Re-examine the content of /var/spool/cron/. There should be another file there, cronicler2. Wait a bit and again examine the test log's contents. You should see a mix of entries similar to:

cronicler1's self-installed cron job
cronicler1's self-installed cron job
cronicler2's root-installed cron job
cronicler1's self-installed cron job
cronicler1's self-installed cron job
cronicler2's root-installed cron job

You will now set up a cron job for cronicler3 through webmin. You need to access webmin through a browser. Launch a graphical browser from the desktop "favorites" icon and go to URL "https://127.0.0.1:10000". If you see warnings, ignore and click through them till Webmin's login challenge appears. Use the machine's normal account "root" and its normal password. Webmin's main screen looks like this:

You are talking to the local copy of webmin on your very machine. Webmin is usually used on a remote machine but like all IP servers is indifferent to which machine the client runs on, whether the same one or not. Click "system" on the main menu. On the ensuing screen click the "Scheduled Cron Jobs" icon. Notice that the cron jobs established for the 2 users above are shown.
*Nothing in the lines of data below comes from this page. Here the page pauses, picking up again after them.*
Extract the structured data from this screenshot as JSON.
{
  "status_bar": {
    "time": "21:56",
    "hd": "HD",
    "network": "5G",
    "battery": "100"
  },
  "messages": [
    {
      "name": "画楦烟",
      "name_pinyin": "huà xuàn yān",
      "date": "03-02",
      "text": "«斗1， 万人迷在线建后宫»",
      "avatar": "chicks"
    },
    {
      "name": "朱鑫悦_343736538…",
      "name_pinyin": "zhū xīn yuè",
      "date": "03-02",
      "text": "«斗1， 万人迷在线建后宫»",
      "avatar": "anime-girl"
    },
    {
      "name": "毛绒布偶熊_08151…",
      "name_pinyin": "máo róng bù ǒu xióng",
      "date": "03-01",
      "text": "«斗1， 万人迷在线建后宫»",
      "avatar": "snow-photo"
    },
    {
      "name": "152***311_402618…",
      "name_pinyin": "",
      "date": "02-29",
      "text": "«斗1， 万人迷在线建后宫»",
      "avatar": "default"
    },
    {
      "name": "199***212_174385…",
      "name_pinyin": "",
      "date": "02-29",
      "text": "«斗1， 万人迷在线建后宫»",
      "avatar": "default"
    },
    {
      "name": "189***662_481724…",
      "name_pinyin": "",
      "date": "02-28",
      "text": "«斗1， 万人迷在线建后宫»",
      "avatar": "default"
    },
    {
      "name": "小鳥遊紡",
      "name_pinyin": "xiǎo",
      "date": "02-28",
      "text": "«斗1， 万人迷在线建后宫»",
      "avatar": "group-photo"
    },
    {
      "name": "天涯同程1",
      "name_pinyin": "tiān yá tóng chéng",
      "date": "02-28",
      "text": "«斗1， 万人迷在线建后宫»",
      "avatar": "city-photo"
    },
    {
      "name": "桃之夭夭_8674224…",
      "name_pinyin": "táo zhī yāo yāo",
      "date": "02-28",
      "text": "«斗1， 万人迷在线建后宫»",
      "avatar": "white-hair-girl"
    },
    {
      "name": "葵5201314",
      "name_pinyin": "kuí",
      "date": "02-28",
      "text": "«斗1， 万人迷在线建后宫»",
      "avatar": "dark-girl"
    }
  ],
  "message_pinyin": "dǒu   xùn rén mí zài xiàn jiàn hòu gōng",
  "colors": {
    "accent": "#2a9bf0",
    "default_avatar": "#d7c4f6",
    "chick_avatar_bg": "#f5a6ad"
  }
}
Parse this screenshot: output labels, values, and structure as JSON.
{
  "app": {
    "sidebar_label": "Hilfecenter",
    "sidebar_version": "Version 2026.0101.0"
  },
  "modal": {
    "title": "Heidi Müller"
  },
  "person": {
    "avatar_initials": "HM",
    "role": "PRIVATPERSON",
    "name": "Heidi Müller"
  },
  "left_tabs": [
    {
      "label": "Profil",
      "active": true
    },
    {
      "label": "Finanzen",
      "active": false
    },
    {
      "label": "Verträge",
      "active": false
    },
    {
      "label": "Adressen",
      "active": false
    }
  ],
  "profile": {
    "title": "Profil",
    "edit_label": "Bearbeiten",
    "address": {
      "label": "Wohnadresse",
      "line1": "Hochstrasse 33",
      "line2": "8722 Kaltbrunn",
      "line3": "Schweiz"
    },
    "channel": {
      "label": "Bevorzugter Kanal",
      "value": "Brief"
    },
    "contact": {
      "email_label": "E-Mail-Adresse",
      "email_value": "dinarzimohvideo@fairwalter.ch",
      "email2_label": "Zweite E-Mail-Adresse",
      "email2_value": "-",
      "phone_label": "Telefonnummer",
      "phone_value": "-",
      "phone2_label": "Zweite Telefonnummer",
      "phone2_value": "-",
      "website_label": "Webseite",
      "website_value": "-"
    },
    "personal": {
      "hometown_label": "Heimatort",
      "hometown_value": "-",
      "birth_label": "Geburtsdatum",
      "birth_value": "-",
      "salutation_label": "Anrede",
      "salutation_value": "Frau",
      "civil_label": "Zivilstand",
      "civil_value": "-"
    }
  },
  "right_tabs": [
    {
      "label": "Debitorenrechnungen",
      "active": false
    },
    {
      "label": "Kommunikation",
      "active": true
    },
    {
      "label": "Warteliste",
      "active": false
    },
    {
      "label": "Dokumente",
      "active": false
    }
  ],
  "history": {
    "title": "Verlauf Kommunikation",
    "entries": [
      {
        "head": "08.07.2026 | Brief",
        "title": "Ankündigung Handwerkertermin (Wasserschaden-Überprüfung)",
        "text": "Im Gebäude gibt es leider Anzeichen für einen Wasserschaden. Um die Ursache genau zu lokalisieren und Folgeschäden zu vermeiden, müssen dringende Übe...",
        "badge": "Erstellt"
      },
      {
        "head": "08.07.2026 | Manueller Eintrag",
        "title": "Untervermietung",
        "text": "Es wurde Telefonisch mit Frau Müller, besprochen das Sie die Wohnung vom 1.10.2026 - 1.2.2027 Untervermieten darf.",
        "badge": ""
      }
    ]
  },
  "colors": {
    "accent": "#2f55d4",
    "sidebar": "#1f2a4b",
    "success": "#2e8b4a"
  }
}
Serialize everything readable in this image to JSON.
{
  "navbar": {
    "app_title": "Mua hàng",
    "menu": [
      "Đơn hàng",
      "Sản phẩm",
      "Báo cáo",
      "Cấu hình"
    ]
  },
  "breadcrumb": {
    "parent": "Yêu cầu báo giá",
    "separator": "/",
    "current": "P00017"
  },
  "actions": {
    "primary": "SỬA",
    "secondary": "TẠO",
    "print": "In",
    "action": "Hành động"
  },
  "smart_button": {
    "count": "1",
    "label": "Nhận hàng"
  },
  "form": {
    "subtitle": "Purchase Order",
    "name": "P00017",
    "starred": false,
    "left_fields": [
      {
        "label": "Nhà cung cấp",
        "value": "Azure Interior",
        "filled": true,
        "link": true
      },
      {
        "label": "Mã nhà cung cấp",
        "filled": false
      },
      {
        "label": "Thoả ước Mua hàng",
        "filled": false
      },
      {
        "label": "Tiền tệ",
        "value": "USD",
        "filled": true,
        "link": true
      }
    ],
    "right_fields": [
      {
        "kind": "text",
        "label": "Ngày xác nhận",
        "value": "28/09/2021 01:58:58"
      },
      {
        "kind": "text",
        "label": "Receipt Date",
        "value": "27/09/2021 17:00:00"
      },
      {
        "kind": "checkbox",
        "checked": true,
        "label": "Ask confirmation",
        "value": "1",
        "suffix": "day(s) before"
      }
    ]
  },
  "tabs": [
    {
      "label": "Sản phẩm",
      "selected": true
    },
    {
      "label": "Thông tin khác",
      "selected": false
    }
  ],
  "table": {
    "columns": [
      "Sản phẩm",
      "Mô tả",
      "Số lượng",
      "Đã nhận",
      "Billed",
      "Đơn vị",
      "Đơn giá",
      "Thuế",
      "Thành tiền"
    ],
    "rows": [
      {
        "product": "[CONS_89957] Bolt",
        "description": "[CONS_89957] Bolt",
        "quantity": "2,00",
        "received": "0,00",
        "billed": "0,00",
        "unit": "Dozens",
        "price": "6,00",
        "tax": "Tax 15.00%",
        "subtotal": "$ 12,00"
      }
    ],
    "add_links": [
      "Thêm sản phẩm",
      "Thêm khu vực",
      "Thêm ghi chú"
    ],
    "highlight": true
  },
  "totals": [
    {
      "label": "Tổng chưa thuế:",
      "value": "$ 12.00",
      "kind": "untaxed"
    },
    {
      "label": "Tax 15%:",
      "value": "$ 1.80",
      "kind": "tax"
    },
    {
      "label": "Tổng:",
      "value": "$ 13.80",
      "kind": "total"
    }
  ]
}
Click "Create a new scheduled cron job." Make the following entries on the resulting screen:

 

 

Be sure to specify cronicler3, enter the command shown above, click on the the "Times and dates selected below" button, and the five buttons for the time fields (minutes, hours,...) which is equivalent to a manually entered schedule of  *  *  *  *  * . Then press the "Create" button at page bottom. After the screen refreshes, from within webmin, note the reflection of the new cron job along with the other two you noted before. Note as well, from outside webmin in your character terminal as root:

ls -la /var/spool/cron/
cat /tmp/testcron.log

You should see a mix of entries similar to:

cronicler1's self-installed cron job
cronicler2's root-installed cron job
cronicler2's root-installed cron job
cronicler1's self-installed cron job
cronicler2's root-installed cron job
cronicler3's webmin-installed cron jo
cronicler1's self-installed cron job
cronicler1's self-installed cron job
cronicler3's webmin-installed cron jo
cronicler2's root-installed cron job

Now create another crontab file. This one will not be "personal" to any particular user but global to the computer. And you won't edit or access it with the crontab command but, as root, with vi or another ordinary editor (if you use gedit launch it at the root command line, not the graphical icon, so that it will run as root and be able to write the file). The file is /etc/crontab. It pre-exists. Open it, take note of its contents, and append the following to it:

*  *  *  *  * cronicler1 /bin/echo "$USER, from /etc/crontab" >> /tmp/testcron.log
*  *  *  *  * cronicler2 /bin/echo "$USER, from /etc/crontab" >> /tmp/testcron.log
*  *  *  *  * cronicler3 /bin/echo "$USER, from /etc/crontab" >> /tmp/testcron.log

After a couple of minutes observe the content of the log file again:

cat /tmp/testcron.log

You should see a mix of entries simliar to:

cronicler3, from /etc/crontab
cronicler2, from /etc/crontab
cronicler1, from /etc/crontab
cronicler2's root-installed cron job
cronicler1's self-installed cron job
cronicler3's webmin-installed cron job
cronicler3, from /etc/crontab
cronicler2, from /etc/crontab
cronicler1, from /etc/crontab
cronicler2's root-installed cron job
cronicler1's self-installed cron job
cronicler3's webmin-installed cron job

What is the syntax difference between the entries you just made in /etc/crontab, versus those you made earlier in the individual user crontabs?

 

To turn in:

In your root terminal window run a command the reveals your hardware address and the recent entries in your cron log file:

clear
ifconfig  enp0s3  |  grep  ether
tail  /tmp/testcron.log

Send me a screenshot showing this terminal window. Name the screenshot file "cron.jpg" or .png. Mine looks like this:

Cleaning up:

If you let this machine run, it will continue growing the log file without bound. If you wish to clean it up, see below. If it is a virtual machine that is dispensible to you, remove it altogether.

Cleanup steps:
 remove the 3 user crontabs from /var/spool/cron/
 back your edited changes out of the system crontab /etc/crontab
 remove the test logfile /tmp/testcron.log
 remove the 3 user accounts (e.g., userdel -r cronicler1)